The Prohibition of Evacuation
By Bryan Caplan
When disaster looms, governments routinely evacuate their citizens. At minimum, they urge them to leave the danger zone. They normally supplement this cheap talk with stronger nudges like the Emergency Alert System and official door-to-door warnings. Governments occasionally even require their citizens to get out of Dodge.
Evacuation policy blends humanitarian and pragmatic motives. If you care about people, getting them out of harm’s way is common sense. But even when governments feel little sympathy for disaster victims, they try to evacuate them anyway. As long as you’re under pressure to “do something” in the face of disaster, it’s vastly cheaper to prevent people from becoming disaster victims than it is to rescue them after they’ve already become disaster victims. Better still, evacuees foot most of their own rescue bill; the government installs the “Evacuation Route” signs, but the population flees in their own cars with their own gas. People who stay and lose everything, in contrast, are in no position to practice self-help.
On reflection, the moral and practical logic of evacuation doesn’t stop at national borders. (Logic rarely does). From a humanitarian point of view, letting people leave dangerous countries is only common sense. The fewer people who experience a disaster, the better. From a pragmatic point of view, moreover, allowing an anxious foreigner to emigrate at his own expense is far cheaper than bailing him out after tragic events leave him a desperate refugee. Better for the international community to let people save themselves from minor tragedy than rescue them from major tragedy.

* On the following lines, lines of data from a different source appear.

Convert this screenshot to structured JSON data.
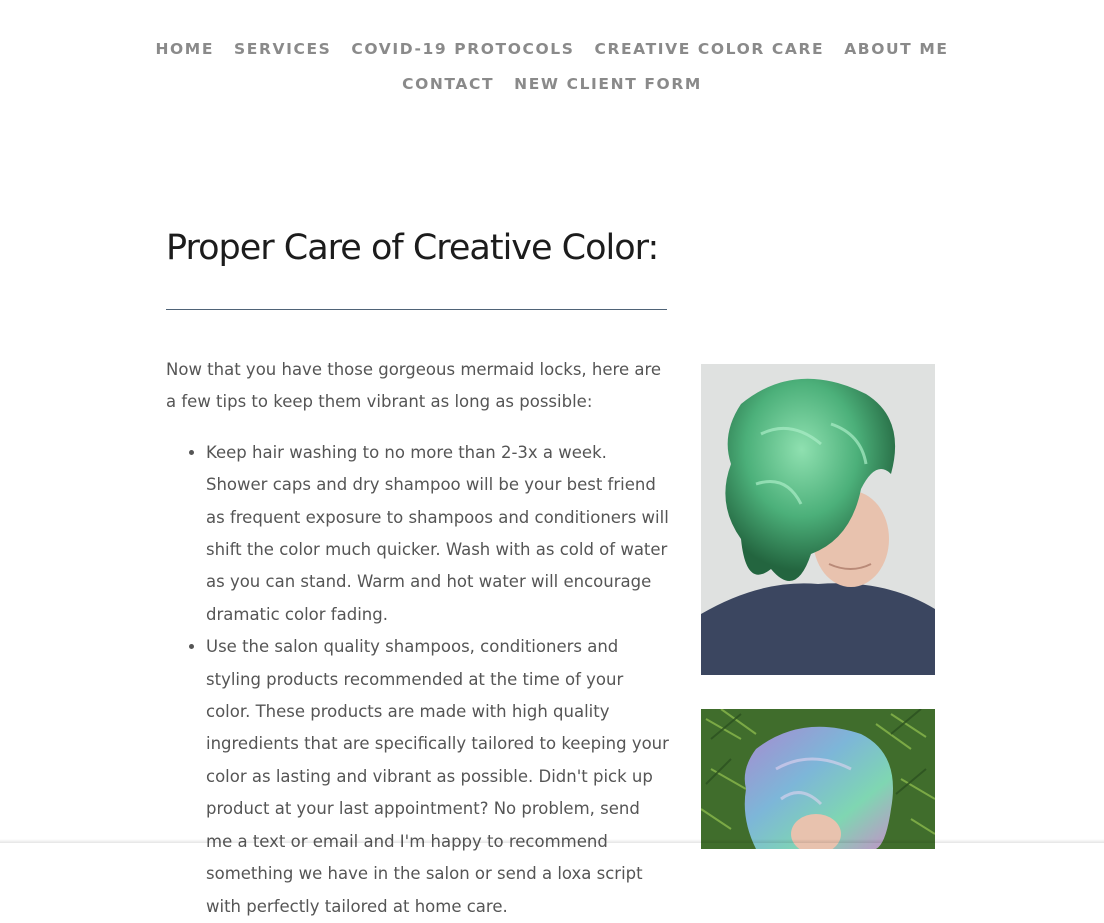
{
  "nav": {
    "row1": [
      "HOME",
      "SERVICES",
      "COVID-19 PROTOCOLS",
      "CREATIVE COLOR CARE",
      "ABOUT ME"
    ],
    "row2": [
      "CONTACT",
      "NEW CLIENT FORM"
    ]
  },
  "page": {
    "title": "Proper Care of Creative Color:",
    "intro": "Now that you have those gorgeous mermaid locks, here are a few tips to keep them vibrant as long as possible:",
    "bullets": [
      "Keep hair washing to no more than 2-3x a week. Shower caps and dry shampoo will be your best friend as frequent exposure to shampoos and conditioners will shift the color much quicker. Wash with as cold of water as you can stand. Warm and hot water will encourage dramatic color fading.",
      "Use the salon quality shampoos, conditioners and styling products recommended at the time of your color. These products are made with high quality ingredients that are specifically tailored to keeping your color as lasting and vibrant as possible. Didn't pick up product at your last appointment? No problem, send me a text or email and I'm happy to recommend something we have in the salon or send a loxa script with perfectly tailored at home care."
    ]
  },
  "colors": {
    "nav_text": "#8a8a8a",
    "rule": "#4f6377",
    "green_hair": "#5fbf86",
    "pastel_hair": "#8fa7d8"
  }
}
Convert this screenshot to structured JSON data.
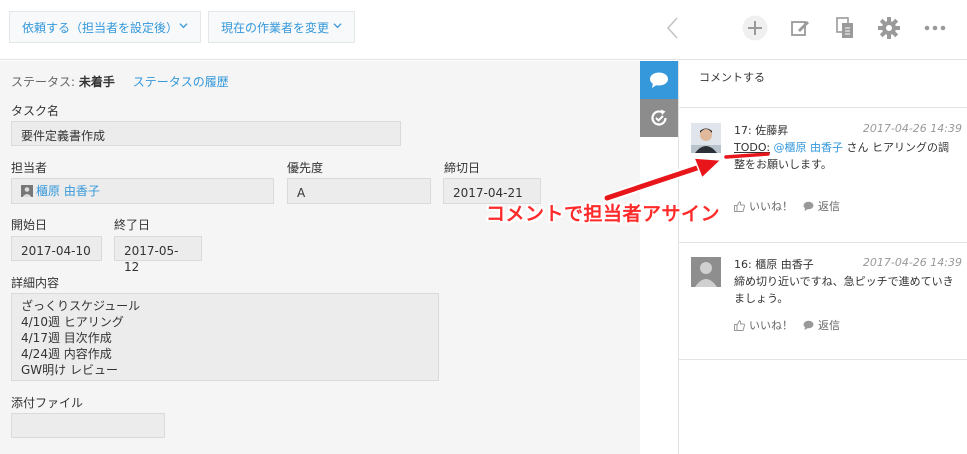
{
  "toolbar": {
    "request_button": "依頼する（担当者を設定後）",
    "change_worker_button": "現在の作業者を変更",
    "icons": [
      "chevron-left-icon",
      "plus-icon",
      "edit-icon",
      "copy-icon",
      "gear-icon",
      "more-icon"
    ]
  },
  "status": {
    "label": "ステータス:",
    "value": "未着手",
    "history_link": "ステータスの履歴"
  },
  "form": {
    "task_name_label": "タスク名",
    "task_name_value": "要件定義書作成",
    "assignee_label": "担当者",
    "assignee_value": "櫃原 由香子",
    "priority_label": "優先度",
    "priority_value": "A",
    "due_label": "締切日",
    "due_value": "2017-04-21",
    "start_label": "開始日",
    "start_value": "2017-04-10",
    "end_label": "終了日",
    "end_value": "2017-05-12",
    "detail_label": "詳細内容",
    "detail_lines": [
      "ざっくりスケジュール",
      "4/10週 ヒアリング",
      "4/17週 目次作成",
      "4/24週 内容作成",
      "GW明け レビュー"
    ],
    "attachment_label": "添付ファイル"
  },
  "comments": {
    "input_placeholder": "コメントする",
    "items": [
      {
        "author": "17: 佐藤昇",
        "date": "2017-04-26 14:39",
        "todo": "TODO:",
        "mention": "@櫃原 由香子",
        "body": " さん ヒアリングの調整をお願いします。",
        "like": "いいね！",
        "reply": "返信"
      },
      {
        "author": "16: 櫃原 由香子",
        "date": "2017-04-26 14:39",
        "body": "締め切り近いですね、急ピッチで進めていきましょう。",
        "like": "いいね！",
        "reply": "返信"
      }
    ]
  },
  "annotation": {
    "text": "コメントで担当者アサイン",
    "color": "#ff2a2a"
  },
  "colors": {
    "accent": "#3498db",
    "sidetab_active": "#3498db",
    "sidetab_inactive": "#8c8c8c"
  }
}
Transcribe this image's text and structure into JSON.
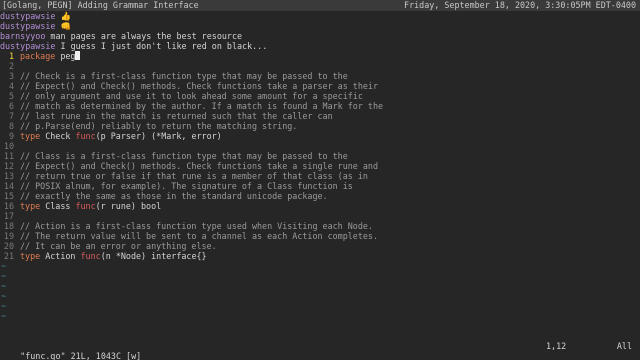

In practice, of course, the world’s governments brutally discourage cross-national evacuation. Suppose you foresee natural or social disaster for your country. If you wisely try to get out Dodge, the world’s immigration restrictions dog you at every turn. Once disaster hits, you might be able to apply for refugee status. But as we’ve seen, that’s a long shot. The safe countries may eventually take you in if the mood strikes them. But it’s an uphill political battle. Whatever you think about immigration in general, desperate refugees look like a big burden on taxpayers.
The root problem, of course, is that governments spurn the logic of international evacuation. Instead of encouraging non-citizens to leave dangerous countries post-haste, they impose deadly bureaucratic delays. And when a refugee crisis emerges, safe countries are shocked – shocked! – by the horror. Their complicity – the fact that their own immigration restrictions prevented the refugees from saving themselves back when there was still time – never enters their minds.
My point, as usual, is that open borders is justice, not charity. Saving perfect strangers may be a matter of charity. But letting strangers save themselves with the willing assistance of people other than yourself is a matter a justice.